source

source

Reblogged from 4gifs
kokiron:

bigeisamazing:

Crows are one of the smartest animals out here.

kokiron:

bigeisamazing:

Crows are one of the smartest animals out here.

(Source: ForGIFs.com, via coolsciencegifs)

Reblogged from benigoat
benigoat:

Time-lapse of river changing course over 28 years.

benigoat:

Time-lapse of river changing course over 28 years.

(Source: reddit.com, via coolsciencegifs)

Reblogged from woodywombpecker
transkomaeda:

avrilgif:



can we Not bring this back

transkomaeda:

avrilgif:

can we Not bring this back

(Source: woodywombpecker, via coolsciencegifs)

Reblogged from oomshi
sliperior:

donnysoldier:

andangelstofly:

oomshi:

(x)

But the titanic sank?



if only the titanic did that

sliperior:

donnysoldier:

andangelstofly:

oomshi:

(x)

But the titanic sank?

image

if only the titanic did that

(via gravyboatlighthouse)

Reblogged from biologialovers

Reblogged from hallucynation
hallucynation:

It’s the kids from The Magic School Bus all grown up!
I have been coming back to this picture over and over and over because it makes me really really happy. MSB is my forever obsession. And they’re even placed according to their pairings. Go show the artist love [x]
L to R: Ralphie, Keesha, Carlos, Dorothy Ann, Phoebe, Tim, Wanda, Arnold, Janet
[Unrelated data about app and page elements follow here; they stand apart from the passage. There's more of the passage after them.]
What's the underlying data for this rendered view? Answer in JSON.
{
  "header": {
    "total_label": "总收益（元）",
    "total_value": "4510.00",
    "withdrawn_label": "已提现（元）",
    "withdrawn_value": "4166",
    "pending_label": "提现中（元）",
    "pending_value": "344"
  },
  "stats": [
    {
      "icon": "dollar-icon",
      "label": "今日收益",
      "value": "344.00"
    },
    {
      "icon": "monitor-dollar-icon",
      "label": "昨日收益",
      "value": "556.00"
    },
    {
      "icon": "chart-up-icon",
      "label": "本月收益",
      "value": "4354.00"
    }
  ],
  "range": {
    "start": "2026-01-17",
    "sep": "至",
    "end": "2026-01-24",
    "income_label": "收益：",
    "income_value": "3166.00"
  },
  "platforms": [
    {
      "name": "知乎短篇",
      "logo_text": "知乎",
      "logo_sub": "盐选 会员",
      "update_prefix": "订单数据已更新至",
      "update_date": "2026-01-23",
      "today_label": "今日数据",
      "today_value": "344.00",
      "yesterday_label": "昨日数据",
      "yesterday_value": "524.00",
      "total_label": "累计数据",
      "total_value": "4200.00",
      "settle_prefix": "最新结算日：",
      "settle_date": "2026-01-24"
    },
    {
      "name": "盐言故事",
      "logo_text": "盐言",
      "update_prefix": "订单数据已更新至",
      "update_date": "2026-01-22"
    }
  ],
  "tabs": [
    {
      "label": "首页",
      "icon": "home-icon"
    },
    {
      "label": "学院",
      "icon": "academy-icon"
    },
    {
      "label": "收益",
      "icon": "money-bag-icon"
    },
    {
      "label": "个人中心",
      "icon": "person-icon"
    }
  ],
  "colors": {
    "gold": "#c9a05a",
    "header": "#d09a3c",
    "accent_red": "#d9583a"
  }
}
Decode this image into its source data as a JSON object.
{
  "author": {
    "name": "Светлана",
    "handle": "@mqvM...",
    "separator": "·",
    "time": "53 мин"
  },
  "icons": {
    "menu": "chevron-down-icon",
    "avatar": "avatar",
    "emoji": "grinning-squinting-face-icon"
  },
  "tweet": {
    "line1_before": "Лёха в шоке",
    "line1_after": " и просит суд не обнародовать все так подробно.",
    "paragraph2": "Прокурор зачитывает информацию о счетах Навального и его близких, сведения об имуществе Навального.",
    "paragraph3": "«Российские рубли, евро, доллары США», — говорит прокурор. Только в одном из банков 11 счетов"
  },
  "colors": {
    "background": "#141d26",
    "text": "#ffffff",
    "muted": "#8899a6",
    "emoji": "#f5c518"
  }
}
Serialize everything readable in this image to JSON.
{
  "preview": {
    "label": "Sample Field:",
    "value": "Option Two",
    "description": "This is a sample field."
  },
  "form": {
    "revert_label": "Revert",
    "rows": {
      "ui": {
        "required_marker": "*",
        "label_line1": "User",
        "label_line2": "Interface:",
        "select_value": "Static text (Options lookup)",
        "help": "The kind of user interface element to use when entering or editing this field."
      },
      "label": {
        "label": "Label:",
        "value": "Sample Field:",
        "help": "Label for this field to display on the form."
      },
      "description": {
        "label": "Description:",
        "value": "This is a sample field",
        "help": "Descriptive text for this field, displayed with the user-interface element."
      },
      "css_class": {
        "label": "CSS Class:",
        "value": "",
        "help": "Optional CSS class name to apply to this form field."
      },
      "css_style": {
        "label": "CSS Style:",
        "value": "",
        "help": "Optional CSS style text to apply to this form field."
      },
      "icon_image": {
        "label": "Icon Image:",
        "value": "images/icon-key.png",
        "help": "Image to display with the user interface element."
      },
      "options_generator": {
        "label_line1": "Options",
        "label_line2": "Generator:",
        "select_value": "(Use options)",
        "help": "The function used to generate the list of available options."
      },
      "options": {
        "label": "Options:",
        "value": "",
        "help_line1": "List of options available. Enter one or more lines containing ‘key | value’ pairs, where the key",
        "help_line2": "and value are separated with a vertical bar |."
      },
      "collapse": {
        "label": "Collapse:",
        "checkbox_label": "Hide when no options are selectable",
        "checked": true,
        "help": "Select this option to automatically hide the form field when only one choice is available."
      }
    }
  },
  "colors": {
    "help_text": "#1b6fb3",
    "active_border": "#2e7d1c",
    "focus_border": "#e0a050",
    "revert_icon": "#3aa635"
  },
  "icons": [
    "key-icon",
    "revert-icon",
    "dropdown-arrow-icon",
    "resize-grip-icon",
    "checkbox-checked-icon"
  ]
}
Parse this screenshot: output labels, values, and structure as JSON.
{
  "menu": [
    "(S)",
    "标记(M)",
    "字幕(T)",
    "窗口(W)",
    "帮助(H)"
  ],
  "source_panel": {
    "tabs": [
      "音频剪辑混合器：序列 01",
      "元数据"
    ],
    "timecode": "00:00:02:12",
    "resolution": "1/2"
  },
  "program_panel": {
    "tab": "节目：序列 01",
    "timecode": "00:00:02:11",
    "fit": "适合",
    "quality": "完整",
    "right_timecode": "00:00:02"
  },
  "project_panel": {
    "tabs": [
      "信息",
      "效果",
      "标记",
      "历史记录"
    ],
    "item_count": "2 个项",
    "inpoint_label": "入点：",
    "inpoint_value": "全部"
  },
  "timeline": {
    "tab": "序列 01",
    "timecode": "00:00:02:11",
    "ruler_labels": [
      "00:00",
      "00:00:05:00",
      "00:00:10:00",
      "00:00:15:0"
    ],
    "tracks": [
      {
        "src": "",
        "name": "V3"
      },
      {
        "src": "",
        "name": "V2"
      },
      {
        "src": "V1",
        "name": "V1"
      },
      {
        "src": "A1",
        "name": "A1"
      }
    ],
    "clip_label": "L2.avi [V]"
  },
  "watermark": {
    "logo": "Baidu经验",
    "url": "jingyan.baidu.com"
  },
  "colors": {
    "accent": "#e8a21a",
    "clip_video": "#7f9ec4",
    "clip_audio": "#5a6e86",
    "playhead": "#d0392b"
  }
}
hallucynation:

It’s the kids from The Magic School Bus all grown up!

I have been coming back to this picture over and over and over because it makes me really really happy. MSB is my forever obsession. And they’re even placed according to their pairings. Go show the artist love [x]

L to R: Ralphie, Keesha, Carlos, Dorothy Ann, Phoebe, Tim, Wanda, Arnold, Janet

Reblogged from catharsus
catharsus:

I can’t deal. I still know all the names

catharsus:

I can’t deal. I still know all the names

Reblogged from bakeroni

How I want to be as a kindergarten teacher:

bakeroni:

How I’m honestly afraid I’ll be as a teacher: